A long-delayed free-trade deal between the US and South Korea will go into effect on March 15 following months of technical-level talks, officials said on Tuesday, cheering business groups that have waited years for the day. South Korean Minister for Trade Park Tae-ho told reporters implementation of the deal would help exporters who have lost sales to Europe because of the debt crisis. The US-South Korea deal will eliminate Seoul’s duties on almost 80 percent of US industrial products and almost 67 percent of US farm goods on its first day of entry into force.
SAP, Samsung cooperate
SAP AG and Samsung Electronics Co are teaming up to make mobile devices running Google Inc’s Android operating system safer to use as corporate tools, people familiar with the matter said. SAP, the largest maker of enterprise-management software, and Samsung will present their plans next week at the Mobile World Congress in Barcelona, said the people, who declined to be named because the details are not public. The cooperation will include e-mail encryption, as well as making handsets compatible with device-management systems that remotely update software and can operate phone functions such as switching the camera on and off, one of the people said.
No extension for Kingfisher
Lenders to India’s Kingfisher Airlines have not agreed to extend further loans to the debt-crippled carrier, three banking sources said yesterday after reports that one state-owned creditor was close to offering a bailout loan package. Several newspapers reported that State Bank of India (SBI) would throw a lifeline to Kingfisher, which is majority owned by liquor baron Vijay Mallya, giving figures ranging from 2 billion to 16.5 billion rupees (US$40 million to US$335 million). However, banking sources said the airline’s consortium of 16 lenders, which includes SBI, were still studying a debt-restructuring proposal put forward last week.

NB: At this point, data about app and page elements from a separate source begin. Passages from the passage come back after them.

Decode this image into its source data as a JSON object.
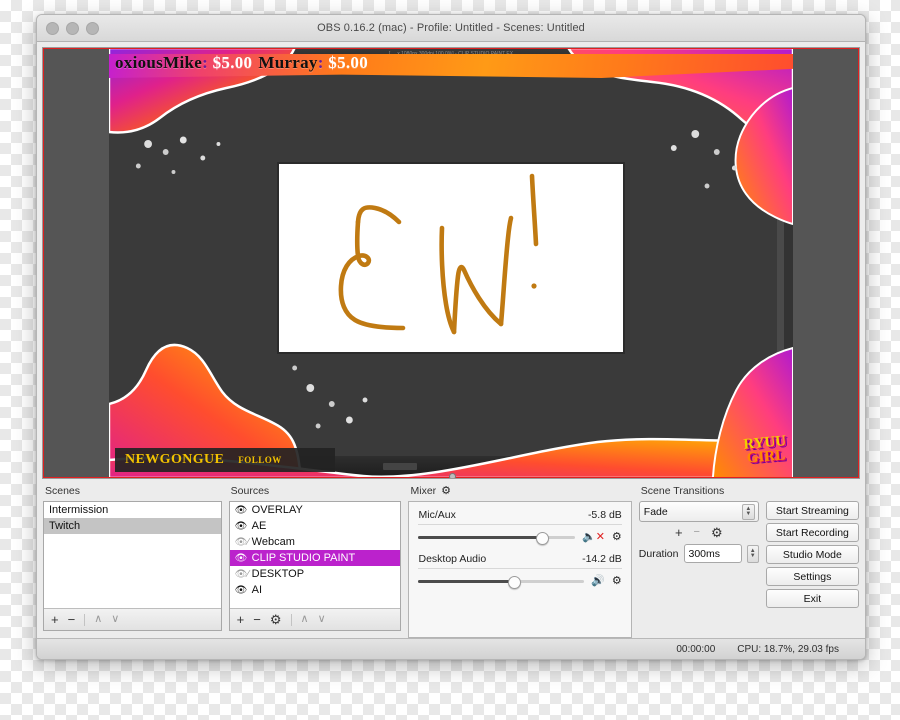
{
  "window": {
    "title": "OBS 0.16.2 (mac) - Profile: Untitled - Scenes: Untitled",
    "traffic_lights": [
      "close",
      "minimize",
      "zoom"
    ]
  },
  "preview": {
    "captured_app_title": "[ ... x 1080px 300dpi 100.0%] - CLIP STUDIO PAINT EX",
    "ticker": {
      "entry_one_name": "oxiousMike",
      "entry_one_amount": "$5.00",
      "entry_two_name": "Murray",
      "entry_two_amount": "$5.00",
      "separator": ":"
    },
    "lower_third": {
      "name": "NEWGONGUE",
      "follow_label": "FOLLOW"
    },
    "logo": {
      "line_one": "RYUU",
      "line_two": "GIRL"
    },
    "canvas_drawing": "EW!"
  },
  "scenes": {
    "title": "Scenes",
    "items": [
      {
        "label": "Intermission",
        "selected": false
      },
      {
        "label": "Twitch",
        "selected": true
      }
    ],
    "toolbar": {
      "add": "+",
      "remove": "−",
      "move_up": "∧",
      "move_down": "∨"
    }
  },
  "sources": {
    "title": "Sources",
    "items": [
      {
        "label": "OVERLAY",
        "visible": true,
        "selected": false
      },
      {
        "label": "AE",
        "visible": true,
        "selected": false
      },
      {
        "label": "Webcam",
        "visible": false,
        "selected": false
      },
      {
        "label": "CLIP STUDIO PAINT",
        "visible": true,
        "selected": true
      },
      {
        "label": "DESKTOP",
        "visible": false,
        "selected": false
      },
      {
        "label": "AI",
        "visible": true,
        "selected": false
      }
    ],
    "toolbar": {
      "add": "+",
      "remove": "−",
      "properties": "⚙",
      "move_up": "∧",
      "move_down": "∨"
    },
    "selected_color": "#bb22cc"
  },
  "mixer": {
    "title": "Mixer",
    "settings_icon": "⚙",
    "channels": [
      {
        "name": "Mic/Aux",
        "level": "-5.8 dB",
        "slider_percent": 78,
        "muted": true,
        "speaker_icon": "muted-speaker-icon",
        "gear_icon": "⚙"
      },
      {
        "name": "Desktop Audio",
        "level": "-14.2 dB",
        "slider_percent": 57,
        "muted": false,
        "speaker_icon": "speaker-icon",
        "gear_icon": "⚙"
      }
    ]
  },
  "transitions": {
    "title": "Scene Transitions",
    "selected": "Fade",
    "options": [
      "Fade"
    ],
    "add": "+",
    "remove": "−",
    "properties": "⚙",
    "duration_label": "Duration",
    "duration_value": "300ms"
  },
  "controls": {
    "start_streaming": "Start Streaming",
    "start_recording": "Start Recording",
    "studio_mode": "Studio Mode",
    "settings": "Settings",
    "exit": "Exit"
  },
  "status": {
    "timecode": "00:00:00",
    "stats": "CPU: 18.7%, 29.03 fps"
  }
}
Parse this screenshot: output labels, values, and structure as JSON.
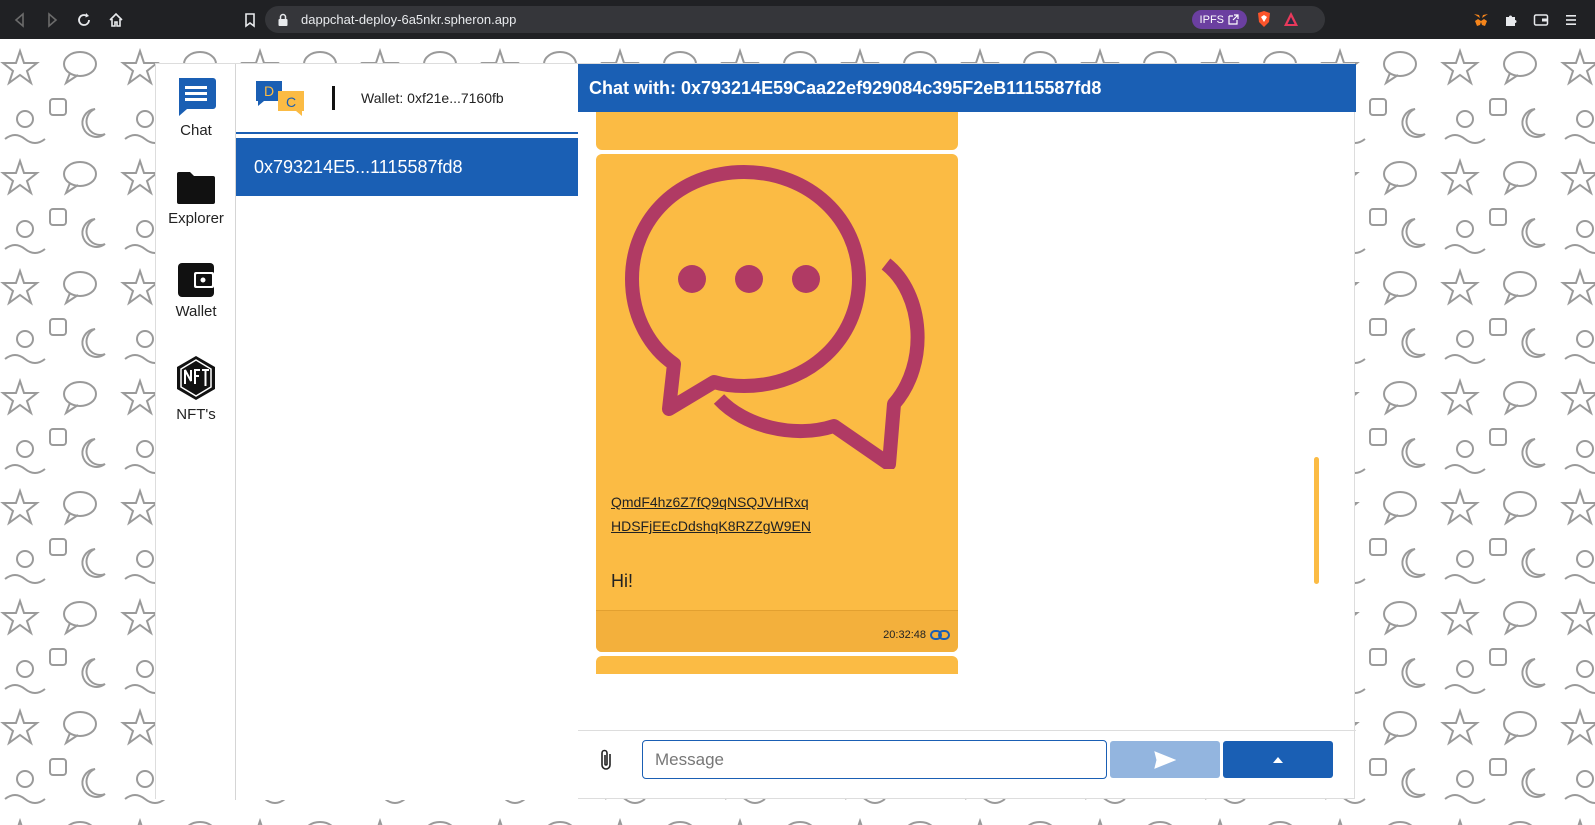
{
  "browser": {
    "url": "dappchat-deploy-6a5nkr.spheron.app",
    "ipfs_label": "IPFS"
  },
  "app": {
    "nav": [
      {
        "label": "Chat",
        "icon": "chat-icon"
      },
      {
        "label": "Explorer",
        "icon": "folder-icon"
      },
      {
        "label": "Wallet",
        "icon": "wallet-icon"
      },
      {
        "label": "NFT's",
        "icon": "nft-icon"
      }
    ],
    "logo_letters": {
      "d": "D",
      "c": "C"
    },
    "wallet_label": "Wallet: 0xf21e...7160fb",
    "contacts": [
      {
        "label": "0x793214E5...1115587fd8"
      }
    ],
    "chat_header": "Chat with: 0x793214E59Caa22ef929084c395F2eB1115587fd8",
    "message": {
      "cid_line1": "QmdF4hz6Z7fQ9qNSQJVHRxq",
      "cid_line2": "HDSFjEEcDdshqK8RZZgW9EN",
      "text": "Hi!",
      "time": "20:32:48"
    },
    "composer": {
      "placeholder": "Message"
    }
  },
  "colors": {
    "primary": "#1a5fb4",
    "message_bg": "#fbbb44",
    "chat_icon": "#b03a64"
  }
}
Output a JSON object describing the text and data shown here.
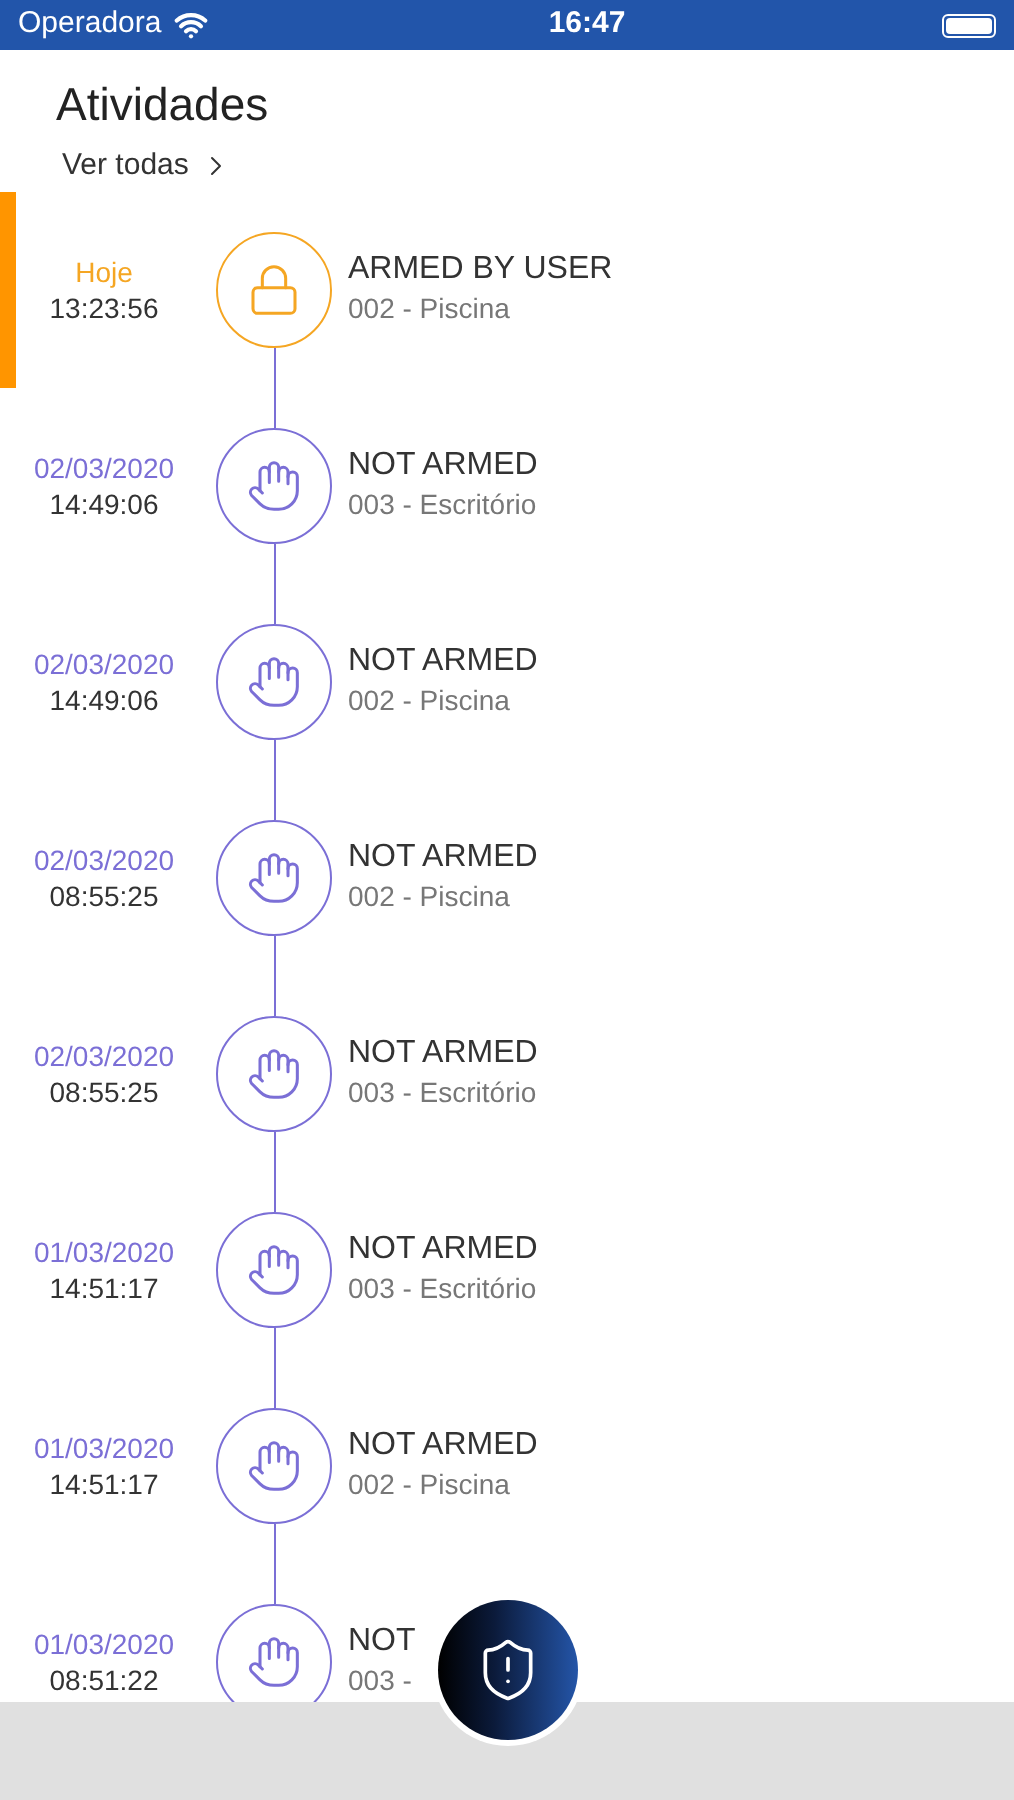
{
  "status_bar": {
    "carrier": "Operadora",
    "time": "16:47"
  },
  "header": {
    "title": "Atividades",
    "link": "Ver todas"
  },
  "events": [
    {
      "kind": "armed",
      "selected": true,
      "date": "Hoje",
      "time": "13:23:56",
      "title": "ARMED BY USER",
      "zone": "002 - Piscina"
    },
    {
      "kind": "not_armed",
      "selected": false,
      "date": "02/03/2020",
      "time": "14:49:06",
      "title": "NOT ARMED",
      "zone": "003 - Escritório"
    },
    {
      "kind": "not_armed",
      "selected": false,
      "date": "02/03/2020",
      "time": "14:49:06",
      "title": "NOT ARMED",
      "zone": "002 - Piscina"
    },
    {
      "kind": "not_armed",
      "selected": false,
      "date": "02/03/2020",
      "time": "08:55:25",
      "title": "NOT ARMED",
      "zone": "002 - Piscina"
    },
    {
      "kind": "not_armed",
      "selected": false,
      "date": "02/03/2020",
      "time": "08:55:25",
      "title": "NOT ARMED",
      "zone": "003 - Escritório"
    },
    {
      "kind": "not_armed",
      "selected": false,
      "date": "01/03/2020",
      "time": "14:51:17",
      "title": "NOT ARMED",
      "zone": "003 - Escritório"
    },
    {
      "kind": "not_armed",
      "selected": false,
      "date": "01/03/2020",
      "time": "14:51:17",
      "title": "NOT ARMED",
      "zone": "002 - Piscina"
    },
    {
      "kind": "not_armed",
      "selected": false,
      "date": "01/03/2020",
      "time": "08:51:22",
      "title": "NOT",
      "zone": "003 -"
    }
  ]
}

Ford to raise compensation
Ford Motor Co boosted annual compensation for board members by 25 percent and will pay 29 percent more to Edsel Ford II, its founder’s great-grandson, for his work as a director and consultant. Ford will pay its board members an annual retainer of US$250,000, up from US$200,000, the Dearborn, Michigan-based automaker said in a regulatory filing yesterday. Edsel Ford, a director, will also receive US$650,000 a year in cash as a consultant, up from US$500,000.